July 1, 2013 was a hot and rainy Monday in New London, Connecticut. As my husband and I pulled away from the United States Coast Guard Academy, leaving our youngest daughter to begin her Swab Summer training, I strived to catch one last glimpse of her, but she had already marched into a sea of blue troughs, leaving me with a final image etched in my mind: that of a large, muscular young man, positioned within inches of her petite frame, staring intently and yelling belligerently, breaking all the rules of our household’s definition of “gentle” behavior. It was a tough image to leave with and as that picture played repeatedly in my mind, thoughts ran simultaneously: Was she ready for this? Had we prepared her adequately? Did she have all of the tools she would need to make it through such a challenging ordeal?

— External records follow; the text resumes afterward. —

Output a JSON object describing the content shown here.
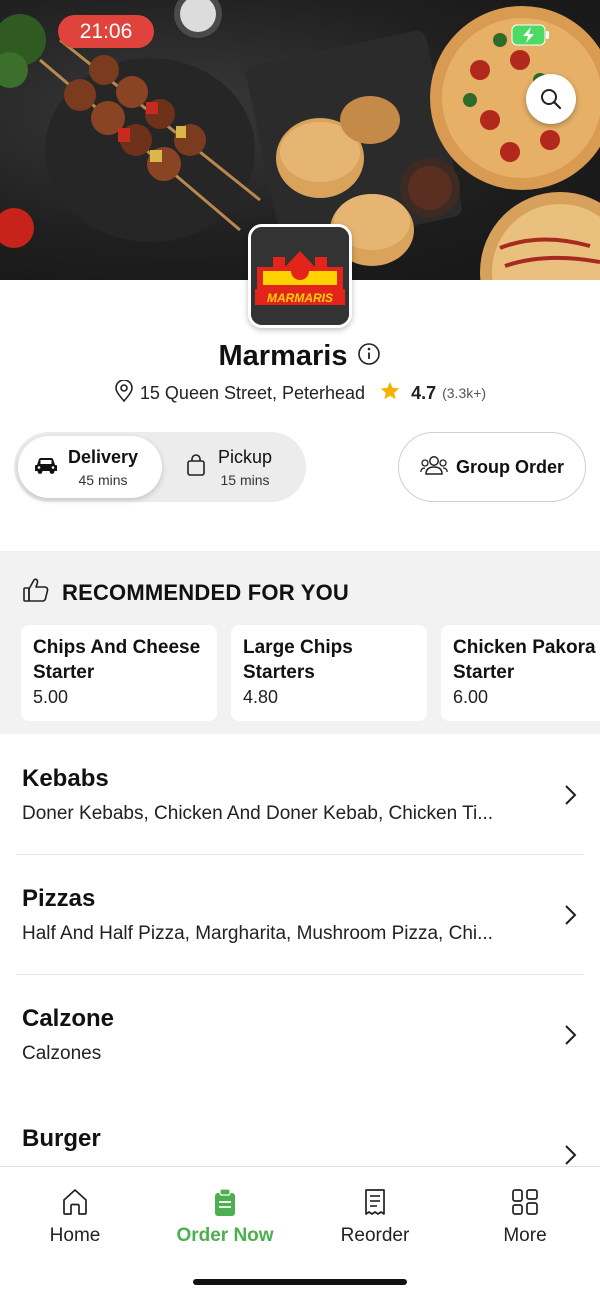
{
  "status_bar": {
    "time": "21:06"
  },
  "store": {
    "name": "Marmaris",
    "logo_text": "MARMARIS",
    "address": "15 Queen Street, Peterhead",
    "rating": "4.7",
    "rating_count": "(3.3k+)"
  },
  "order_type": {
    "delivery": {
      "label": "Delivery",
      "time": "45 mins",
      "selected": true
    },
    "pickup": {
      "label": "Pickup",
      "time": "15 mins",
      "selected": false
    },
    "group_order_label": "Group Order"
  },
  "recommended": {
    "title": "RECOMMENDED FOR YOU",
    "items": [
      {
        "name": "Chips And Cheese Starter",
        "price": "5.00"
      },
      {
        "name": "Large Chips Starters",
        "price": "4.80"
      },
      {
        "name": "Chicken Pakora Starter",
        "price": "6.00"
      }
    ]
  },
  "categories": [
    {
      "name": "Kebabs",
      "description": "Doner Kebabs, Chicken And Doner Kebab, Chicken Ti..."
    },
    {
      "name": "Pizzas",
      "description": "Half And Half Pizza, Margharita, Mushroom Pizza, Chi..."
    },
    {
      "name": "Calzone",
      "description": "Calzones"
    },
    {
      "name": "Burger",
      "description": ""
    }
  ],
  "bottom_nav": {
    "items": [
      {
        "label": "Home",
        "icon": "home-icon"
      },
      {
        "label": "Order Now",
        "icon": "order-icon"
      },
      {
        "label": "Reorder",
        "icon": "receipt-icon"
      },
      {
        "label": "More",
        "icon": "grid-icon"
      }
    ],
    "active": "Order Now"
  },
  "colors": {
    "accent_green": "#4caf50",
    "time_pill_red": "#e0433c",
    "star_gold": "#f5b301",
    "logo_red": "#e3241b",
    "logo_yellow": "#ffd200"
  }
}
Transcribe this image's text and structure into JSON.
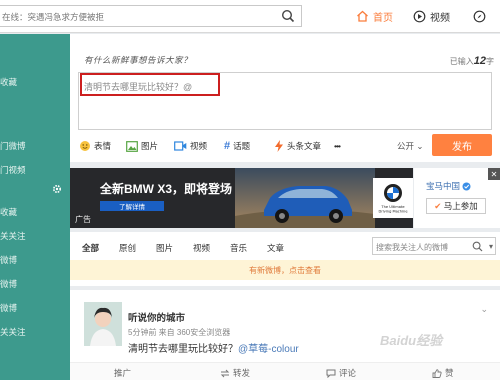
{
  "topbar": {
    "search_placeholder": "在线：突遇冯急求方便被拒",
    "nav": {
      "home": "首页",
      "video": "视频"
    }
  },
  "sidebar": {
    "items": [
      "收藏",
      "门微博",
      "门视频",
      "收藏",
      "关关注",
      "微博",
      "微博",
      "微博",
      "关关注"
    ]
  },
  "compose": {
    "title": "有什么新鲜事想告诉大家？",
    "count_prefix": "已输入",
    "count_value": "12",
    "count_suffix": "字",
    "text": "清明节去哪里玩比较好？@",
    "tools": [
      "表情",
      "图片",
      "视频",
      "话题",
      "头条文章",
      "•••"
    ],
    "visibility": "公开",
    "publish": "发布"
  },
  "ad": {
    "title": "全新BMW X3，即将登场",
    "button": "了解详情",
    "label": "广告",
    "brand_line1": "The Ultimate",
    "brand_line2": "Driving Machine",
    "accent": "#1a5fc3"
  },
  "weibo_card": {
    "name": "宝马中国",
    "follow": "马上参加"
  },
  "feed": {
    "tabs": [
      "全部",
      "原创",
      "图片",
      "视频",
      "音乐",
      "文章"
    ],
    "search_placeholder": "搜索我关注人的微博",
    "new_posts": "有新微博，点击查看"
  },
  "post": {
    "user": "听说你的城市",
    "meta": "5分钟前 来自 360安全浏览器",
    "text": "清明节去哪里玩比较好？",
    "mention": "@草莓-colour",
    "actions": [
      "推广",
      "转发",
      "评论",
      "赞"
    ]
  },
  "watermark": "Baidu经验",
  "colors": {
    "orange": "#ff8140",
    "teal": "#3d9a8d",
    "highlight": "#cc1f1f"
  }
}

Deep down, beneath the levels of guilt and fear, I knew that nothing could have properly prepared any of us for Reporting-In Day. This entire event required a giant leap of faith. We were in unchartered territory and we knew we would have to take matters one day at a time. I kept telling myself that it was sure to be a rewarding experience once completed, but four years stood between us and graduation.
The phrase “nothing ventured, nothing gained” has proven true in my life. Such was the case when I agreed to serve as the Executive Director of a Family Promise Affiliate. The “unknowns” by far outweighed the “knowns.” I am so glad I was willing to take that risk and make that leap. Now, working as a regional director, I often encounter congregations and community volunteers pondering unknowns of their own. It takes tremendous courage to embrace something new, when the outcomes are not guaranteed. The same is true for families entering our programs. It can be a frightening experience to jump into a situation, forced to place so much trust in strangers.
We will soon watch as our daughter receives her degree and begins her journey with her first assignment. It has not been an easy road, but, we are making it. The past three and a half years, we have watched as others have dropped out, yet, despite our trepidations, we remain.
If we had known what her future held and prepared her adequately, it would not have required such a leap of faith. The unknown can be a blessing as it forces us to take things in stride and open ourselves to receiving help from others, as we realize we cannot succeed on our own. Our daughter’s experience has already expanded our world, and it is exciting to watch her slowly fulfill her dreams. I will be glad when May and graduation arrive, and am so grateful we risked taking that leap of faith!